As the investigation draws the two men closer, Griffin’s rakish charm threatens to shatter Whyborne’s iron control. When the cult resurrects an evil sorcerer who commands terrifying monsters, can Whyborne overcome his fear and learn to trust? Will Griffin let go of his past and risk falling in love? Or will Griffin’s secrets cost Whyborne both his heart and his life?

Widdershins is the first book in the Whyborne & Griffin series of which there are currently 8 published and 2 unpublished books in addition to several short stories.  It takes place in the late 1800’s in New England.  If it was based in current day I would classify it as an urban fantasy novel not a romance.  I hesitate to put it under historical romance because it just doesn’t feel right to me but it seems that most people are marking it as such and I can’t think of a better classification so will follow the crowd.

It was the cover art that drew me to Widdershins.  I will admit that I didn’t even read the description.  I hate how reading them gives away things that will happen.  Since I didn’t read it though, I didn’t realize that the book was based in the past.  It took me through the first chapter or so to figure out what was going on, to my embarrassment.  As I usually do when I’m reading a new book I tried to draw comparisons to other books that I’d previously read.  Since I haven’t read all that many historical novels I had a hard time with this one.  The only one that even came close was The All Souls Trilogy by Deborah Harkness.  That one only has time traveling but still there is quite a bit in the past and supernatural aspects as well.

Frustratingly, this very unique book won’t get as much attention as it really should due to the fact that it’s a m/m novel.  There are some quite graphic sex scenes but you could always skip past them.  It’s not like erotica where it’s in every chapter or anything.  Making this book even more diverse, there is a major supernatural aspect as well.  I hesitate to call it magic.  Sorcery perhaps?  Dark magic maybe.  Either way, it was a nice addition.

Lastly, there’s the mystery.  Griffin is a private detective hired to solve a murder.  He seeks the help of Whyborne to translate a grimoire related to the murder.  I really liked both Griffin and Whyborne.  The book is written from Whyborne’s point of view.  There is a short story that is based between Widdershins and the second book Threshold called Eidolon that is from Griffin’s point of view that gives a lot of understanding into how he thinks of himself and Whyborne.  I’m not reviewing it because it’s very short and only took an hour to read but thought it should be mentioned here.  Whyborne’s friend and co-worker Christine was really the only supporting character of note.  I liked her a lot and hope she’s in the following books.

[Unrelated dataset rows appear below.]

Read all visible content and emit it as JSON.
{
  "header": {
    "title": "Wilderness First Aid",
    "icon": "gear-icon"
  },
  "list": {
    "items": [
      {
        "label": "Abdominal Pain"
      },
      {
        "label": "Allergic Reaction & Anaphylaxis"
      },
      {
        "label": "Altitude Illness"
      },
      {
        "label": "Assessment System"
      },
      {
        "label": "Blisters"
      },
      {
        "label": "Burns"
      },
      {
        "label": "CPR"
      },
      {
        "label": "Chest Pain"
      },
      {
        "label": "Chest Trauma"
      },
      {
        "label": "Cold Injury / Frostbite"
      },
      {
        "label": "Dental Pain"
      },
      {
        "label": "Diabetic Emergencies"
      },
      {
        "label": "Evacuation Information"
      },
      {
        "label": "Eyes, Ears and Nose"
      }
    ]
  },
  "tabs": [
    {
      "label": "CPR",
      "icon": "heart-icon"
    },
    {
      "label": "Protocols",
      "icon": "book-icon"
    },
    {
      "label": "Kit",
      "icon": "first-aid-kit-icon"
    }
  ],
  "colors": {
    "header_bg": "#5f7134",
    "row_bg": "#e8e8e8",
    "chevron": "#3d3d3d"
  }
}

I would wholeheartedly recommend Widdershins.  As you may have noticed it’s hard to classify to whom I would recommend the book since it is in a broad range of genres.  If you enjoy mystery such as a Sherlock Holmes type novel then you may like it.  Add in the supernatural and romance factors and it really stands out among other books.  I’m actually pretty surprised that I haven’t read it before this.  I really enjoyed it and read it within a day.  There are several other books in the series and I look forward to seeing where the story goes next.

Favorite quote:

“Why did he have to be kind?  If only he’d mocked me, or sneered at me, or merely tolerated me, then I would have known how to deal with him.  But he insisted on being kind, on pretending I had some worth.  How was I to defend myself against that?”